#### Source data

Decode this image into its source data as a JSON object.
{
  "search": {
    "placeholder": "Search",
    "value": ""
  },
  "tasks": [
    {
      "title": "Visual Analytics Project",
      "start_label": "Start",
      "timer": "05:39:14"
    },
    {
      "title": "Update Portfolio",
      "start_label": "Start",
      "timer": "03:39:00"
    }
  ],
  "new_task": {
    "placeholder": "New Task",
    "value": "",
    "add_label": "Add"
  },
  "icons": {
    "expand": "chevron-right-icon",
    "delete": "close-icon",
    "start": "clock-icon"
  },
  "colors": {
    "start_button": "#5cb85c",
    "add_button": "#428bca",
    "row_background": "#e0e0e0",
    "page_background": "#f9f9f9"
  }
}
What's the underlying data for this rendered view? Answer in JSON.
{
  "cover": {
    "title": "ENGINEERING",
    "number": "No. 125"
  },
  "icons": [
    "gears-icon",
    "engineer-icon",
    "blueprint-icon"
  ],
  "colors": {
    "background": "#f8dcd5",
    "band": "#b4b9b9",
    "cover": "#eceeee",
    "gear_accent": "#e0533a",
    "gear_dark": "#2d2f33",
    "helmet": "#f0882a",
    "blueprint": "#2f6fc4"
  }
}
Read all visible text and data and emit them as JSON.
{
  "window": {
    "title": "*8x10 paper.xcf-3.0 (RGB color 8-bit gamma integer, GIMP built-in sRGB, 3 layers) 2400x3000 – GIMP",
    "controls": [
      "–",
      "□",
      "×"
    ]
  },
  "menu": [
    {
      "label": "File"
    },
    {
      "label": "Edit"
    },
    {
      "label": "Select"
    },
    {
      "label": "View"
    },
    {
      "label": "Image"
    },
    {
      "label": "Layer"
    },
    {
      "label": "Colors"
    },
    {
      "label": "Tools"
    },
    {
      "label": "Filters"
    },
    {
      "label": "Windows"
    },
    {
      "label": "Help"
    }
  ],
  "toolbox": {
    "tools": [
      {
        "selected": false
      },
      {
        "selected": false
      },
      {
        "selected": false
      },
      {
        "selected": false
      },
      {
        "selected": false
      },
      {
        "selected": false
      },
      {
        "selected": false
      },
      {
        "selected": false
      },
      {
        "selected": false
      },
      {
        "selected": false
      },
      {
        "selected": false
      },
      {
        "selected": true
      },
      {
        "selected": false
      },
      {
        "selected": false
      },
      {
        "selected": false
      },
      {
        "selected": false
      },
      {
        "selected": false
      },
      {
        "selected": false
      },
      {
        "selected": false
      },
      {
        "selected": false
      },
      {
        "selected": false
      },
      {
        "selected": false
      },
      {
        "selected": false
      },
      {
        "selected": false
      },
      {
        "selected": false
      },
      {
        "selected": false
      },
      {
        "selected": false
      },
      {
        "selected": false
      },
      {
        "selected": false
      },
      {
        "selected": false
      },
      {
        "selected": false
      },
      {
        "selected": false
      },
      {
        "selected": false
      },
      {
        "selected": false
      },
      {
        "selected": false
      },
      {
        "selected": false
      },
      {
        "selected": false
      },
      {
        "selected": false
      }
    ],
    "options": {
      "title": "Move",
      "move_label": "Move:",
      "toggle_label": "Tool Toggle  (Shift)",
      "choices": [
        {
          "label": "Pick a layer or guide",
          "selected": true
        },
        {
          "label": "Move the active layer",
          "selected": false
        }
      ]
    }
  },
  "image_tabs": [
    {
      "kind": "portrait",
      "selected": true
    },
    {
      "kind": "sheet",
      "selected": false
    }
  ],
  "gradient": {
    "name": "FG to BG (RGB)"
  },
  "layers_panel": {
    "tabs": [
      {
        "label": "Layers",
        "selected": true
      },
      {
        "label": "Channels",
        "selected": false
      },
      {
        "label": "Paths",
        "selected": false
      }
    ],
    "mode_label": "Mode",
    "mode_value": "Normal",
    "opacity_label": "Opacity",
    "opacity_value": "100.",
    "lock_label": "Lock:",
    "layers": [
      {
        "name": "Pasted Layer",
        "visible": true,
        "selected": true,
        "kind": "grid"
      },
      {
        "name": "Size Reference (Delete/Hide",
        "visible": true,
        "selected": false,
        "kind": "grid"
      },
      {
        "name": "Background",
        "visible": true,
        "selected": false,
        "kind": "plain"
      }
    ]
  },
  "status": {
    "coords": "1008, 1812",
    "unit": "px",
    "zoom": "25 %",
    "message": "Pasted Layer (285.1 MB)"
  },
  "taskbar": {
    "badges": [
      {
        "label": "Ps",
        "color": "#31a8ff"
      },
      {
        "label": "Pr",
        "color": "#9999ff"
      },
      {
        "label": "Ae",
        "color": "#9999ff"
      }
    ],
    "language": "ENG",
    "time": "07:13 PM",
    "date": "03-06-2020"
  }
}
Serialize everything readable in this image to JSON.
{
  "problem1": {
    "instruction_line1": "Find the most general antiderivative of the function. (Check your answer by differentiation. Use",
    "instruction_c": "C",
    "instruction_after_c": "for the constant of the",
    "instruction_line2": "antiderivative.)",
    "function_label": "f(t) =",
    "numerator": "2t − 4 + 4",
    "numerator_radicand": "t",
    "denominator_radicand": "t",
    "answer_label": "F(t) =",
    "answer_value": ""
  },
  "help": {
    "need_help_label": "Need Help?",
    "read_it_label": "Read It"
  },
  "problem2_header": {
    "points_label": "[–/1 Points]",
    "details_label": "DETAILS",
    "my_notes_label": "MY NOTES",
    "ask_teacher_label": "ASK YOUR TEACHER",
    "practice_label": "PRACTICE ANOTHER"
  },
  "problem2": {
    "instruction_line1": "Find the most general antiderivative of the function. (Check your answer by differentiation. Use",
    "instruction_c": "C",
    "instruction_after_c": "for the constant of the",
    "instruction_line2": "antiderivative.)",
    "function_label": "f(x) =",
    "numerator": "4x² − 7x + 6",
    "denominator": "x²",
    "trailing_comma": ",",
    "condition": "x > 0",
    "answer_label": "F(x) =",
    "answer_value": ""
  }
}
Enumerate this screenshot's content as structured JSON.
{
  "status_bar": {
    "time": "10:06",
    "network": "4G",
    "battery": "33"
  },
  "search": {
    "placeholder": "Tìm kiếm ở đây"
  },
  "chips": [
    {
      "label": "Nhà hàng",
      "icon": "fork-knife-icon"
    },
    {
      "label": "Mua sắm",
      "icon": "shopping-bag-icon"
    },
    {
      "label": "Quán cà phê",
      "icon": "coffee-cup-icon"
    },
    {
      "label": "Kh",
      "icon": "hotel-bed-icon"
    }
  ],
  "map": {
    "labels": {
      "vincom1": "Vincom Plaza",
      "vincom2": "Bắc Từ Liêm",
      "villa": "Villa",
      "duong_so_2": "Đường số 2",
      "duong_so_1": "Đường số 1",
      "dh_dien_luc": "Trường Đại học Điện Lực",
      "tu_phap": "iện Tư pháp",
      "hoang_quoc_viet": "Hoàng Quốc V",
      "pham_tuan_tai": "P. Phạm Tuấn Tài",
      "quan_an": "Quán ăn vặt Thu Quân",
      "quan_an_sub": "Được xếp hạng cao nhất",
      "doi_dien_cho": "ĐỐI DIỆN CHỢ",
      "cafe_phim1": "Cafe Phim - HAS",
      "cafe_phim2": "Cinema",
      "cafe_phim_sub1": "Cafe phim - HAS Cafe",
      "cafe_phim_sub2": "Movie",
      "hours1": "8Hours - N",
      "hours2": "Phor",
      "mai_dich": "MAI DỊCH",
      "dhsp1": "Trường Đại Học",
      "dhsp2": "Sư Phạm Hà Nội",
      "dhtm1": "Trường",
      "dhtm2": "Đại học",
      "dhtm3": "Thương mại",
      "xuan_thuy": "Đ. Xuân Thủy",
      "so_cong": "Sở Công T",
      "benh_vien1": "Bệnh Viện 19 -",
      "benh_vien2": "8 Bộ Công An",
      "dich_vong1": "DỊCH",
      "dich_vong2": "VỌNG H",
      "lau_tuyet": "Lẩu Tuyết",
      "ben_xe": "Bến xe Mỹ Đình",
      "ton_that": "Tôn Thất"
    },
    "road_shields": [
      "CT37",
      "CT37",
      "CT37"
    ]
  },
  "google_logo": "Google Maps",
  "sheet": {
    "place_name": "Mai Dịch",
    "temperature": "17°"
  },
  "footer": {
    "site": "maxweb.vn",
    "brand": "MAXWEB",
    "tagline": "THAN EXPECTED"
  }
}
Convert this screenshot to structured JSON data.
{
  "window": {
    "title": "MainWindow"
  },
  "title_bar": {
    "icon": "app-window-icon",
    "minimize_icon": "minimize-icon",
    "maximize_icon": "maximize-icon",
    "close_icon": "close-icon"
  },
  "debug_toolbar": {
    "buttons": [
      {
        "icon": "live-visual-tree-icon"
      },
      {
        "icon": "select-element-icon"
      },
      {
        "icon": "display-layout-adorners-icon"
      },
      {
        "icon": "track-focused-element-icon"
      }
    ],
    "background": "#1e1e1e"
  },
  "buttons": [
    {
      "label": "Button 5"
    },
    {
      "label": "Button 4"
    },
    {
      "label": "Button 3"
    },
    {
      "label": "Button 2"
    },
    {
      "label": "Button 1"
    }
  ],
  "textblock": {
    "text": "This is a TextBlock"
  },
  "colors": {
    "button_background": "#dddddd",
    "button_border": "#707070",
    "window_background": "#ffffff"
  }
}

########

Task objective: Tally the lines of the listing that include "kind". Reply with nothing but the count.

Written answer: 5